Things finally are moving along, unfortunately, a little too fast in the case of the beveled through tenons on the bottom apron and the long stretchers. I forgot to cut the bevels on the tenons BEFORE I cut the arches. As a result I had to come up with plan B. As you can see from the picture, it entails a long fence on the miter bar and a longer piece of sacrificial wood clamped to the miter bar and the stretcher. Probably not the preferred method for cutting bevels on the tenons, b...
Finally feels like the project is starting to move along. Alex from Glass Heritage just told me the glass for the inserts have been cut. He sent some pictures so I can approve the colors. Meanwhile, I’d better pick up the pace if I want the desk to be complete by the time the glass is ready. Making smooth arches seems to baffle a lot of folks. The problem is that most arches require a combination of a circle with a large radius and just the right amount of flattening the circle...
Time to talk tenons. I’ve made tenons using 3 different methods, a router with a straight bit, a stacked dado on the table saw, and a tenoning jig. Tenoning Jig:I discarded the tenoning jig some time back because it was a pain to set up and keep things square. I never could get the miter bar tight but not too tight and keep things running parallel to the blade which made for tenons that were tight on one end and loose on the other. Long tenons were also a problem since the saw blade wil...
I’ve been doing everything but woodworking lately. Our oldest daughter started college, high school started, along with the girls swim season. It keeps raining and the grass keep growing necessitating mowing every 3 days or so. A thunderstorm last weekend resulted in a lightning strike on the house behind us (which started a fire) and caused an arc flash when the plug from our computer surge protector blew out of the wall outlet and cracked the outlet, tripped the surge protector, and ...
As I mentioned in the last entry I broke the mortising into 3 groups. The big mortises were made using templates and a router. Most of the smaller mortises were ¾” which were made using a ¾” Forstner bit and squaring up the holes with a corner chisel. Some what tedious, but a sharp chisel makes quick work of it. Any square holes that were ½” or smaller were made with a mortising attachment on my drill press. There are some serious shortcomings in the Delta Morti...
All of the leg pieces have been cut to length and marked for the multitude of mortises and tenons. Before I get into the details of what I did, I wanted to talk about options for cutting mortises and tenons. I spent a lot of time researching some of the new options on the market. I really wish I lived near a wood working store that had demonstration tools to look at and maybe even try out. The Festool Domino looks like a biscuit jointer on steroids, with a special router bit mounted h...
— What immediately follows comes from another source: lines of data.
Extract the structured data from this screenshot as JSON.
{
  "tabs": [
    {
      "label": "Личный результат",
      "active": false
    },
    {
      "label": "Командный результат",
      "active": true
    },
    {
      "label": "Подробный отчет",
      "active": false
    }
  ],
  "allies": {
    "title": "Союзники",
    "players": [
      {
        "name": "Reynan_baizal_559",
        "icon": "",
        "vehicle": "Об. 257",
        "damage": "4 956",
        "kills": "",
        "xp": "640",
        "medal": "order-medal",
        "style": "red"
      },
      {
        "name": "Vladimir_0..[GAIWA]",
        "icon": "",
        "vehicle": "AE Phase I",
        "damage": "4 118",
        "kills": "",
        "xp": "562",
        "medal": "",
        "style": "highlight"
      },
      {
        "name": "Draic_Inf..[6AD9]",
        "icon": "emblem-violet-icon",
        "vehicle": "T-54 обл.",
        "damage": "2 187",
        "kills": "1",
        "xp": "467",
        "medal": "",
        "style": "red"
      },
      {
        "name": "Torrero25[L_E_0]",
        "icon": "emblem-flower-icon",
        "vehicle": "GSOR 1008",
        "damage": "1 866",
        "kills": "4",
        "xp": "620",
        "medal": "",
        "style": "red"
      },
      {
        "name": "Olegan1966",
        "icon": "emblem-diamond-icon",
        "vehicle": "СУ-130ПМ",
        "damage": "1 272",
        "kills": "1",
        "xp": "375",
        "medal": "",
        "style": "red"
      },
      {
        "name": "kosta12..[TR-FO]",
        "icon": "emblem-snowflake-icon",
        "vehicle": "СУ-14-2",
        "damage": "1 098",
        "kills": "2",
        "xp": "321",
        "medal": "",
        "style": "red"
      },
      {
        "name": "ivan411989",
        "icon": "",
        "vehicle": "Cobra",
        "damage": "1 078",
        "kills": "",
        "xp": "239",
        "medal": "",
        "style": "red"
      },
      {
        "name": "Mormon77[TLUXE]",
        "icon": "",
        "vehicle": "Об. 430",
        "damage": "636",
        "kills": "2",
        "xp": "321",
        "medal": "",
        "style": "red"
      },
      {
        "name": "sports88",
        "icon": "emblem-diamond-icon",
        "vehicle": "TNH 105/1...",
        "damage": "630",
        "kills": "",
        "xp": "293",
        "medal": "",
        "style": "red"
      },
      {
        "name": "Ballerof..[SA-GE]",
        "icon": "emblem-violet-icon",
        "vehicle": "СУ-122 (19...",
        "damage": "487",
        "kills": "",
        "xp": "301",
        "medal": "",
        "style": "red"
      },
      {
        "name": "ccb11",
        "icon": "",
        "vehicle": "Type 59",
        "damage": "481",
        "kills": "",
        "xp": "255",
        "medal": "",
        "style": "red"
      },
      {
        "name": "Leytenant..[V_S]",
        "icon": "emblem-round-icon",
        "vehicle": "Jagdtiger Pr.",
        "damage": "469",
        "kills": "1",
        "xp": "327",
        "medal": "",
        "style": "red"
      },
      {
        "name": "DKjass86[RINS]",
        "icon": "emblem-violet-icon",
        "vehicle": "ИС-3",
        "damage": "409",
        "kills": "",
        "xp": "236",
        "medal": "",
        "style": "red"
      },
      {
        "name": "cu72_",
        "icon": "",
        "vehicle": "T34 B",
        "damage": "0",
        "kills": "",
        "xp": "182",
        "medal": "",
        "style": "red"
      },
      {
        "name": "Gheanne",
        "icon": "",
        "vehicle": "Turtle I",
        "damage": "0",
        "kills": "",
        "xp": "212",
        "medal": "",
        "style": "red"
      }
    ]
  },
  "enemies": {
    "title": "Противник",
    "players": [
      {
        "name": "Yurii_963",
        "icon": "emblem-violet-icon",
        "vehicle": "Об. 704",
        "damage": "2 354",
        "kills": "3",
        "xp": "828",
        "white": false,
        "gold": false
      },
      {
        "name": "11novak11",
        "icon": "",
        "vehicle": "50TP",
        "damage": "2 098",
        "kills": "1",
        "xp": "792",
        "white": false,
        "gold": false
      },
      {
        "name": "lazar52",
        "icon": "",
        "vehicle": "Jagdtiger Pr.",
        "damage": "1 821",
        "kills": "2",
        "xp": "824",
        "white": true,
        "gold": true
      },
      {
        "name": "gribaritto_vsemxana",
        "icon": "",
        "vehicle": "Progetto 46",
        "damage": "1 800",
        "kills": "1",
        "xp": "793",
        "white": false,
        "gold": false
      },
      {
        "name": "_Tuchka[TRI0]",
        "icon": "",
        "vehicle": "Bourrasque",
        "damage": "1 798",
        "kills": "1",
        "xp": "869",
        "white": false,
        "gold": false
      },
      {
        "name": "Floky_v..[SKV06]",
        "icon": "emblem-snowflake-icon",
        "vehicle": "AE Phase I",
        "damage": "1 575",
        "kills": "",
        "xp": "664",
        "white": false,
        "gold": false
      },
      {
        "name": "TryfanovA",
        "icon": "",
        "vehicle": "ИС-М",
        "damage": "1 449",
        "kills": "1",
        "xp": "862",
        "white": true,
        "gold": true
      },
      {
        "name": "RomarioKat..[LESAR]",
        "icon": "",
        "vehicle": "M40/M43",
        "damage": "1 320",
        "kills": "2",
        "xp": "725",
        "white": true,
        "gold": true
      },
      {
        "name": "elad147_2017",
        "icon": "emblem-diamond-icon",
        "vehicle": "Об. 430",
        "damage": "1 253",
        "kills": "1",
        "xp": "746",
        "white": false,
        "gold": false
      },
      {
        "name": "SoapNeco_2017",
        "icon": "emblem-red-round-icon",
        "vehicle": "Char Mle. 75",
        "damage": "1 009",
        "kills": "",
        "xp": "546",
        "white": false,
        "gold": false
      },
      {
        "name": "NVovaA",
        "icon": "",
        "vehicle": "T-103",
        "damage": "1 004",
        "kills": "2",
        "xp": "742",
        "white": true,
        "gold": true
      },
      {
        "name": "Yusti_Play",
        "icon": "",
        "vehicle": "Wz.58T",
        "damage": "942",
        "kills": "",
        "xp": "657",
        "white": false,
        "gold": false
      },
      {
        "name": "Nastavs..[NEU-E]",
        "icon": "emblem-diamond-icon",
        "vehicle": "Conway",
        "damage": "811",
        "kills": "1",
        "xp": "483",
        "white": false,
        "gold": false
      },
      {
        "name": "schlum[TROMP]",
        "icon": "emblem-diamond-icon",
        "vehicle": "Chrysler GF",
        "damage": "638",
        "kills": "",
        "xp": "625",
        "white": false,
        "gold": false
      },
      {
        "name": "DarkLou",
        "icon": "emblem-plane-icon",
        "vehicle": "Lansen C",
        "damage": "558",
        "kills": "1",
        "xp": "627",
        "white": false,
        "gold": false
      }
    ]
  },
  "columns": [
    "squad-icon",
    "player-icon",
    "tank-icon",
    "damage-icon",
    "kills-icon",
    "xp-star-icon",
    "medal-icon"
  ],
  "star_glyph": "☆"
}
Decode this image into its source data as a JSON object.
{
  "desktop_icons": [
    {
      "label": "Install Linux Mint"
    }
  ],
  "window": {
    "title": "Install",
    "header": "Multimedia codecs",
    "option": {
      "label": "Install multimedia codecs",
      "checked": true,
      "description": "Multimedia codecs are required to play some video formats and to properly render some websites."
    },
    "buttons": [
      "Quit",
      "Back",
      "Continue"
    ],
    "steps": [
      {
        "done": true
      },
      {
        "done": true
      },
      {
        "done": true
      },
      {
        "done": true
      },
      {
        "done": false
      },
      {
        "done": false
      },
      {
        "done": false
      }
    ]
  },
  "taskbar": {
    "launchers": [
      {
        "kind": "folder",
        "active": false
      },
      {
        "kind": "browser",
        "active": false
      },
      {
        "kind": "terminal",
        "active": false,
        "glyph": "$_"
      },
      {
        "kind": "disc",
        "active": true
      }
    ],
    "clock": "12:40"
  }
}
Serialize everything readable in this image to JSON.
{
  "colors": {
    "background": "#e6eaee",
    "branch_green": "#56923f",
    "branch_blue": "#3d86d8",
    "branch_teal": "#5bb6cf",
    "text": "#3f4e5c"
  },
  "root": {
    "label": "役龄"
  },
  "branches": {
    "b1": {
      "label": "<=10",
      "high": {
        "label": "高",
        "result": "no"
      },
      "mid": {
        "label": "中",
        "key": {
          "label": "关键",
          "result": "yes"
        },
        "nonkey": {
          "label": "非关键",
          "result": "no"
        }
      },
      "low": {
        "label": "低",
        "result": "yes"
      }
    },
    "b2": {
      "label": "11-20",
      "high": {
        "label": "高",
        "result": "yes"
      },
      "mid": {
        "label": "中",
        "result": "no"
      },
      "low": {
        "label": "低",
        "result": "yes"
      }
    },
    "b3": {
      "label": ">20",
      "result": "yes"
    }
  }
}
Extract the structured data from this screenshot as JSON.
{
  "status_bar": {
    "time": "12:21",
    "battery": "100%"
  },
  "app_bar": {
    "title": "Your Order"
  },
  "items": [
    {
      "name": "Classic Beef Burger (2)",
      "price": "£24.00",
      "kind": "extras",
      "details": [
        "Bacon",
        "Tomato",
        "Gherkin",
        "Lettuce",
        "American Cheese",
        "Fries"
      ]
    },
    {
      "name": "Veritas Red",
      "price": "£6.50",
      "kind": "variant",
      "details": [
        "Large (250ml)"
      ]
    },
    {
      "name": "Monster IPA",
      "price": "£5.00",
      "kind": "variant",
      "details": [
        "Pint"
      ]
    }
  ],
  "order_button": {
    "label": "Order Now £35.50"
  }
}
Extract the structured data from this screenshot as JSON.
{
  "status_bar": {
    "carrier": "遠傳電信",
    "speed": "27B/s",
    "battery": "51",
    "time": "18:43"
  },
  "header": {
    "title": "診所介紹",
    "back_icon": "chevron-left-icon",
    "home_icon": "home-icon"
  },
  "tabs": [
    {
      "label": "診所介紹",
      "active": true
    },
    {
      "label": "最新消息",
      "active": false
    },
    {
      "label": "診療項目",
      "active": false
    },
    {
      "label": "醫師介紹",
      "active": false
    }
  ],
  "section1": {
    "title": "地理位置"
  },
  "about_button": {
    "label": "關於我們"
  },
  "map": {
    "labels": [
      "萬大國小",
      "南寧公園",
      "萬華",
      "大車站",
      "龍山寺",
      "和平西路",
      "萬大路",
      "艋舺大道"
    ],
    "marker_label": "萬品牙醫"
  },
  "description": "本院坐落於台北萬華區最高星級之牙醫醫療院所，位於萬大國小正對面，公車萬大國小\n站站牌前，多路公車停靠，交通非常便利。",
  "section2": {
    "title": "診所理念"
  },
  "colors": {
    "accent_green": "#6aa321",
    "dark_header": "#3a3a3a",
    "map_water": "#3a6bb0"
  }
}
- My Journey As A Creative Designer - Woodworking and Beyond - 1807 parts
- Extremely Average - 324 parts
- Toy costruction - 129 parts
- A journey into the workshop. - 112 parts
- Workshop Development - 107 parts
- Just for Fun... - 98 parts
- Woodworking on a Half-Shoestring - 90 parts
- Daily Update - 87 parts
- Life as an Amateur Woodworker - 81 parts
- "Hobbit Holes in MyWorld" --by RusticWoodArt - 77 parts
- Sheila Landry (scrollgirl) - 1832 entries
- dbhost - 439 entries
- frank - 417 entries
- degoose - 397 entries
- Ecocandle - 325 entries
- mafe - 320 entries
- MsDebbieP - 314 entries
- Karson - 305 entries
- Martin Sojka - 296 entries
- William - 258 entries
- shipwright - 254 entries
- robscastle - 245 entries
- Dave Rutan - 245 entries
- Betsy - 228 entries
- stefang - 221 entries
- A Slice of Wood Workshop - 214 entries
- Stevinmarin - 212 entries
- Todd A. Clippinger - 207 entries
- Gary Fixler - 204 entries
- bandit571 - 201 entries